William Gaver, How do we hear in the world?

When a fan is performing in a concert hall, this new context brings new associations and displacements in our minds. We can concentrate more easily on the sounds because the device is on stage. Same as we focus on the textures, colors, size, and position of Duchamp’s porcelain urinal because it is shown in an art gallery. Context is substantial.

Matter matters
What is music? What is a sound object? This unanswered question triggers all kinds of different theories and works, inspiring not only the composition of new music but mainly changing our way of listening.

• Video (excerpts)
• Photo gallery

Download score PDF

Send download link to:

La arquitectura del aire / The architecture of air (2009)

for organ and two percussionists
comissioned by Orgelpark, Amsterdam

In the beginning, I thought that the piece was about air and the space between things, space conformed by the emptiness that is shaping the contour of things from the outside…
Perhaps because the two percussionists and the organ conform a triangle spread on the hall; or because the organ has a motor and pipes and the vibraphone has a motor and pipes; but also because the musicians play ventilators, a melodica and old radios and they manipulate air in different states and frequencies; or because the performers communicate with each other with strings tied to tins, in the manner of low-tech telephones -when I was a child I used to build this kind of telephones with my sisters…
Therefore I realized the music was about “in-betweens”. It is music made of air and threads -basically made of nothing- where the musicians tie sounds with strings and send each other signals with the instruments, the motors, and the voice. Something solid made of air…
This is the way I feel, very strong and very fragile altogether, the stronger, the more fragile.

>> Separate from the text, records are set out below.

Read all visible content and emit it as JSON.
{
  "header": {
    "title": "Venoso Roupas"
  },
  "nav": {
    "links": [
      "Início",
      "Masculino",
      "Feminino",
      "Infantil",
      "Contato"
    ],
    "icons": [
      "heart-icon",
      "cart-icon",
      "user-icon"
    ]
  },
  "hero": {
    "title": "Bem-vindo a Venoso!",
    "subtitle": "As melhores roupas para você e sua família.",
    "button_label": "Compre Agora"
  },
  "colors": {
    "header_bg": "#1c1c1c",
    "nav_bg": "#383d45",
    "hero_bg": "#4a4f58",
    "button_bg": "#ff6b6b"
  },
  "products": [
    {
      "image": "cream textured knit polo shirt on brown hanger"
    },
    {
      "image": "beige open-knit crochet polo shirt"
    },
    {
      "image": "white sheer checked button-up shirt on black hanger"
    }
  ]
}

• Audio


Related post/s in my blog
 “Arquitectura que canta” (Español)
“Los músicos de La arquitectura del aire” (Español/English)
“La arquitectura del aire and the program notes” (English)
 “Estreno de La arquitectura del aire, para órgano y dos percusionistas (Español)
“Los asistentes” (Español)
“Pan comido” (Español)
“Listen to me” (Español)
“La vida pende de un hilo” (Español)
“La función hace al órgano” (Español)
“La vista flaca” (Español)

Related works:

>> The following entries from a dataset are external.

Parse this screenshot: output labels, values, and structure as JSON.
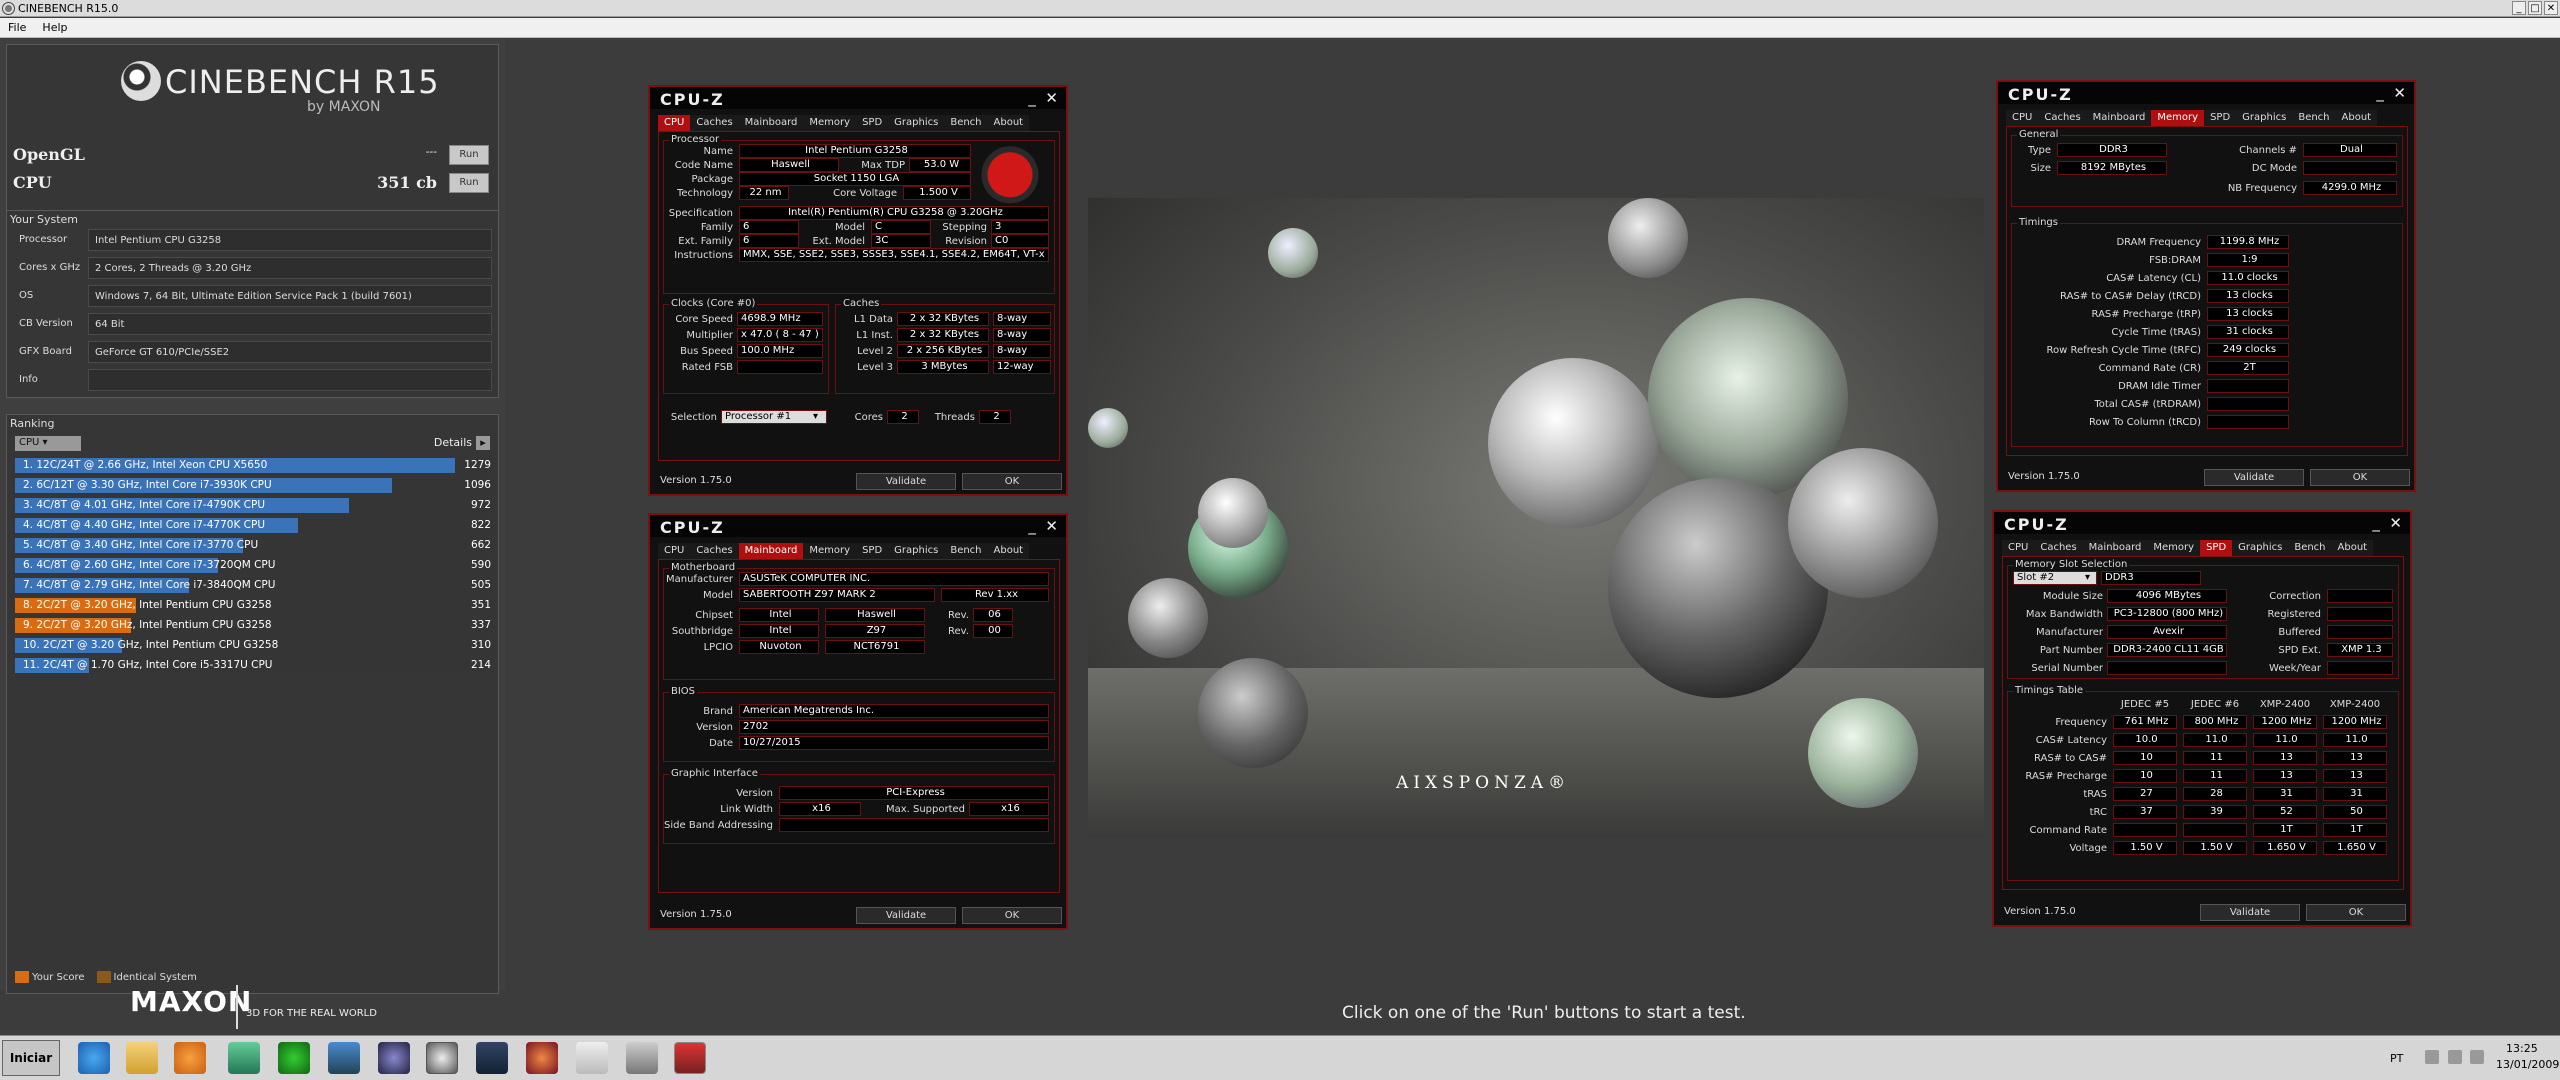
{
  "window": {
    "title": "CINEBENCH R15.0",
    "menu": [
      "File",
      "Help"
    ]
  },
  "logo": {
    "brand": "CINEBENCH R15",
    "by": "by MAXON"
  },
  "scores": [
    {
      "label": "OpenGL",
      "value": "---",
      "run": "Run"
    },
    {
      "label": "CPU",
      "value": "351 cb",
      "run": "Run"
    }
  ],
  "system": {
    "heading": "Your System",
    "rows": [
      {
        "k": "Processor",
        "v": "Intel Pentium CPU G3258"
      },
      {
        "k": "Cores x GHz",
        "v": "2 Cores, 2 Threads @ 3.20 GHz"
      },
      {
        "k": "OS",
        "v": "Windows 7, 64 Bit, Ultimate Edition Service Pack 1 (build 7601)"
      },
      {
        "k": "CB Version",
        "v": "64 Bit"
      },
      {
        "k": "GFX Board",
        "v": "GeForce GT 610/PCIe/SSE2"
      },
      {
        "k": "Info",
        "v": ""
      }
    ]
  },
  "ranking": {
    "heading": "Ranking",
    "select": "CPU",
    "details": "Details",
    "details_icon": "▸",
    "max": 1279,
    "rows": [
      {
        "label": "1. 12C/24T @ 2.66 GHz, Intel Xeon CPU X5650",
        "score": "1279",
        "value": 1279,
        "mine": false
      },
      {
        "label": "2. 6C/12T @ 3.30 GHz,  Intel Core i7-3930K CPU",
        "score": "1096",
        "value": 1096,
        "mine": false
      },
      {
        "label": "3. 4C/8T @ 4.01 GHz, Intel Core i7-4790K CPU",
        "score": "972",
        "value": 972,
        "mine": false
      },
      {
        "label": "4. 4C/8T @ 4.40 GHz, Intel Core i7-4770K CPU",
        "score": "822",
        "value": 822,
        "mine": false
      },
      {
        "label": "5. 4C/8T @ 3.40 GHz,  Intel Core i7-3770 CPU",
        "score": "662",
        "value": 662,
        "mine": false
      },
      {
        "label": "6. 4C/8T @ 2.60 GHz, Intel Core i7-3720QM CPU",
        "score": "590",
        "value": 590,
        "mine": false
      },
      {
        "label": "7. 4C/8T @ 2.79 GHz,  Intel Core i7-3840QM CPU",
        "score": "505",
        "value": 505,
        "mine": false
      },
      {
        "label": "8. 2C/2T @ 3.20 GHz, Intel Pentium CPU G3258",
        "score": "351",
        "value": 351,
        "mine": true
      },
      {
        "label": "9. 2C/2T @ 3.20 GHz, Intel Pentium CPU G3258",
        "score": "337",
        "value": 337,
        "mine": true
      },
      {
        "label": "10. 2C/2T @ 3.20 GHz, Intel Pentium CPU G3258",
        "score": "310",
        "value": 310,
        "mine": false
      },
      {
        "label": "11. 2C/4T @ 1.70 GHz,  Intel Core i5-3317U CPU",
        "score": "214",
        "value": 214,
        "mine": false
      }
    ],
    "legend_your": "Your Score",
    "legend_identical": "Identical System"
  },
  "maxon": {
    "brand": "MAXON",
    "tag": "3D FOR THE REAL WORLD"
  },
  "render": {
    "watermark": "AIXSPONZA®"
  },
  "status": "Click on one of the 'Run' buttons to start a test.",
  "colors": {
    "bar": "#3b73b9",
    "your": "#d96c10",
    "identical": "#8a5a1a",
    "cpuz_red": "#b10f0f"
  },
  "cpuz_cpu": {
    "title": "CPU-Z",
    "tabs": [
      "CPU",
      "Caches",
      "Mainboard",
      "Memory",
      "SPD",
      "Graphics",
      "Bench",
      "About"
    ],
    "active": 0,
    "processor": "Processor",
    "name": "Intel Pentium G3258",
    "codename": "Haswell",
    "maxtdp": "53.0 W",
    "package": "Socket 1150 LGA",
    "technology": "22 nm",
    "corevoltage": "1.500 V",
    "spec": "Intel(R) Pentium(R) CPU G3258 @ 3.20GHz",
    "family": "6",
    "model": "C",
    "stepping": "3",
    "extfamily": "6",
    "extmodel": "3C",
    "revision": "C0",
    "instructions": "MMX, SSE, SSE2, SSE3, SSSE3, SSE4.1, SSE4.2, EM64T, VT-x",
    "clocks": "Clocks (Core #0)",
    "corespeed": "4698.9 MHz",
    "multiplier": "x 47.0 ( 8 - 47 )",
    "busspeed": "100.0 MHz",
    "ratedfsb": "",
    "caches": "Caches",
    "l1d": "2 x 32 KBytes",
    "l1dw": "8-way",
    "l1i": "2 x 32 KBytes",
    "l1iw": "8-way",
    "l2": "2 x 256 KBytes",
    "l2w": "8-way",
    "l3": "3 MBytes",
    "l3w": "12-way",
    "selection": "Processor #1",
    "cores": "2",
    "threads": "2",
    "version": "Version 1.75.0",
    "validate": "Validate",
    "ok": "OK",
    "labels": {
      "name": "Name",
      "codename": "Code Name",
      "maxtdp": "Max TDP",
      "package": "Package",
      "technology": "Technology",
      "corevoltage": "Core Voltage",
      "spec": "Specification",
      "family": "Family",
      "model": "Model",
      "stepping": "Stepping",
      "extfamily": "Ext. Family",
      "extmodel": "Ext. Model",
      "revision": "Revision",
      "instructions": "Instructions",
      "corespeed": "Core Speed",
      "multiplier": "Multiplier",
      "busspeed": "Bus Speed",
      "ratedfsb": "Rated FSB",
      "l1d": "L1 Data",
      "l1i": "L1 Inst.",
      "l2": "Level 2",
      "l3": "Level 3",
      "selection": "Selection",
      "cores": "Cores",
      "threads": "Threads"
    }
  },
  "cpuz_mb": {
    "title": "CPU-Z",
    "tabs": [
      "CPU",
      "Caches",
      "Mainboard",
      "Memory",
      "SPD",
      "Graphics",
      "Bench",
      "About"
    ],
    "active": 2,
    "motherboard": "Motherboard",
    "manufacturer": "ASUSTeK COMPUTER INC.",
    "model": "SABERTOOTH Z97 MARK 2",
    "modelrev": "Rev 1.xx",
    "chipset": "Intel",
    "chipset2": "Haswell",
    "chipsetrev": "06",
    "southbridge": "Intel",
    "southbridge2": "Z97",
    "southrev": "00",
    "lpcio": "Nuvoton",
    "lpcio2": "NCT6791",
    "bios": "BIOS",
    "brand": "American Megatrends Inc.",
    "biosver": "2702",
    "date": "10/27/2015",
    "gi": "Graphic Interface",
    "giver": "PCI-Express",
    "linkwidth": "x16",
    "maxsup": "x16",
    "sideband": "",
    "version": "Version 1.75.0",
    "validate": "Validate",
    "ok": "OK",
    "labels": {
      "manufacturer": "Manufacturer",
      "model": "Model",
      "chipset": "Chipset",
      "southbridge": "Southbridge",
      "lpcio": "LPCIO",
      "rev": "Rev.",
      "brand": "Brand",
      "biosver": "Version",
      "date": "Date",
      "giver": "Version",
      "linkwidth": "Link Width",
      "maxsup": "Max. Supported",
      "sideband": "Side Band Addressing"
    }
  },
  "cpuz_mem": {
    "title": "CPU-Z",
    "tabs": [
      "CPU",
      "Caches",
      "Mainboard",
      "Memory",
      "SPD",
      "Graphics",
      "Bench",
      "About"
    ],
    "active": 3,
    "general": "General",
    "type": "DDR3",
    "channels": "Dual",
    "size": "8192 MBytes",
    "dcmode": "",
    "nbfreq": "4299.0 MHz",
    "timings": "Timings",
    "dramfreq": "1199.8 MHz",
    "fsbdram": "1:9",
    "cas": "11.0 clocks",
    "rcd": "13 clocks",
    "rp": "13 clocks",
    "ras": "31 clocks",
    "rfc": "249 clocks",
    "cr": "2T",
    "idle": "",
    "tcas": "",
    "rtc": "",
    "version": "Version 1.75.0",
    "validate": "Validate",
    "ok": "OK",
    "labels": {
      "type": "Type",
      "channels": "Channels #",
      "size": "Size",
      "dcmode": "DC Mode",
      "nbfreq": "NB Frequency",
      "dramfreq": "DRAM Frequency",
      "fsbdram": "FSB:DRAM",
      "cas": "CAS# Latency (CL)",
      "rcd": "RAS# to CAS# Delay (tRCD)",
      "rp": "RAS# Precharge (tRP)",
      "ras": "Cycle Time (tRAS)",
      "rfc": "Row Refresh Cycle Time (tRFC)",
      "cr": "Command Rate (CR)",
      "idle": "DRAM Idle Timer",
      "tcas": "Total CAS# (tRDRAM)",
      "rtc": "Row To Column (tRCD)"
    }
  },
  "cpuz_spd": {
    "title": "CPU-Z",
    "tabs": [
      "CPU",
      "Caches",
      "Mainboard",
      "Memory",
      "SPD",
      "Graphics",
      "Bench",
      "About"
    ],
    "active": 4,
    "slotsel": "Memory Slot Selection",
    "slot": "Slot #2",
    "slottype": "DDR3",
    "modsize": "4096 MBytes",
    "maxbw": "PC3-12800 (800 MHz)",
    "manuf": "Avexir",
    "part": "DDR3-2400 CL11 4GB",
    "serial": "",
    "correction": "",
    "registered": "",
    "buffered": "",
    "spdext": "XMP 1.3",
    "week": "",
    "tt": "Timings Table",
    "cols": [
      "JEDEC #5",
      "JEDEC #6",
      "XMP-2400",
      "XMP-2400"
    ],
    "rows": [
      {
        "k": "Frequency",
        "v": [
          "761 MHz",
          "800 MHz",
          "1200 MHz",
          "1200 MHz"
        ]
      },
      {
        "k": "CAS# Latency",
        "v": [
          "10.0",
          "11.0",
          "11.0",
          "11.0"
        ]
      },
      {
        "k": "RAS# to CAS#",
        "v": [
          "10",
          "11",
          "13",
          "13"
        ]
      },
      {
        "k": "RAS# Precharge",
        "v": [
          "10",
          "11",
          "13",
          "13"
        ]
      },
      {
        "k": "tRAS",
        "v": [
          "27",
          "28",
          "31",
          "31"
        ]
      },
      {
        "k": "tRC",
        "v": [
          "37",
          "39",
          "52",
          "50"
        ]
      },
      {
        "k": "Command Rate",
        "v": [
          "",
          "",
          "1T",
          "1T"
        ]
      },
      {
        "k": "Voltage",
        "v": [
          "1.50 V",
          "1.50 V",
          "1.650 V",
          "1.650 V"
        ]
      }
    ],
    "version": "Version 1.75.0",
    "validate": "Validate",
    "ok": "OK",
    "labels": {
      "modsize": "Module Size",
      "maxbw": "Max Bandwidth",
      "manuf": "Manufacturer",
      "part": "Part Number",
      "serial": "Serial Number",
      "correction": "Correction",
      "registered": "Registered",
      "buffered": "Buffered",
      "spdext": "SPD Ext.",
      "week": "Week/Year"
    }
  },
  "taskbar": {
    "start": "Iniciar",
    "lang": "PT",
    "time": "13:25",
    "date": "13/01/2009"
  }
}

• Gestalt (2014)
• Esta tarde leo a Adorno/This afternoon I read Adorno (2013)
• Time machine (2011)
• El libro de los gestos / Book of gestures (2008)
• Split piano (2011)
• Gespleten piano (2010)

Time machine (2011) – program notes

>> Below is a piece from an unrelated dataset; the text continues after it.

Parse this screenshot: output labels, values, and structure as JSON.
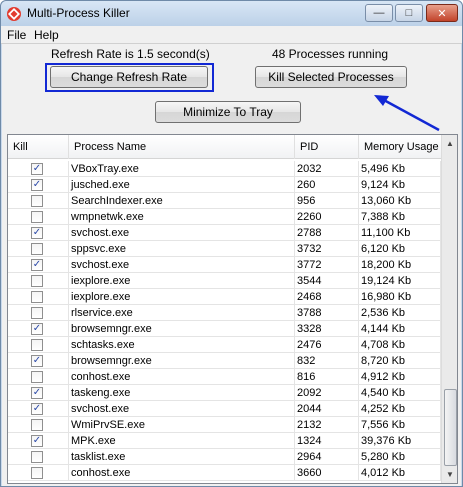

for violin, trombone, piano, radio, cassette player and a rocking chair
commissioned by NFPK, Holland

There are three people sitting in a room; they are just staying but also remembering the past and dreaming about the future all at the same time. It is always difficult to say what now and here means because our hearts gets always confused about organizing emotions on a timeline.
Koen rewinds, anticipates and plays the cassette player as a metaphor of past (and future?) memories. Bas plays a radio that catches the air in an ever-flowing present. Nora moves back and forth from the piano in a rocking chair, looped in her own clock.
Music is a powerful time machine, traveling through chronologically organized sounds, but mainly through the mixed archeology of our emotions.


Part of the composition process of “Time machine ” was shared in my blog
• Blog Post “La máquina del tiempo” (Español)
• Blog Post “La máquina del tiempo 2” (Español)
• Blog Post “La espuma de los días” (Español)
• Blog Post “Trio 7090” (Español/English)
• Blog Post “Gespleten piano o el piano escindido” (Español)
• Blog Post “La música del teatro” (Español)


Related works:

• Gestalt (2014)
• Esta tarde leo a Adorno/This afternoon I read Adorno (2013)
• El libro de los gestos / Book of gestures (2008)
• Split piano (2011)
• Gespleten piano (2010)
• La arquitectura del aire / The architecture of air (2009)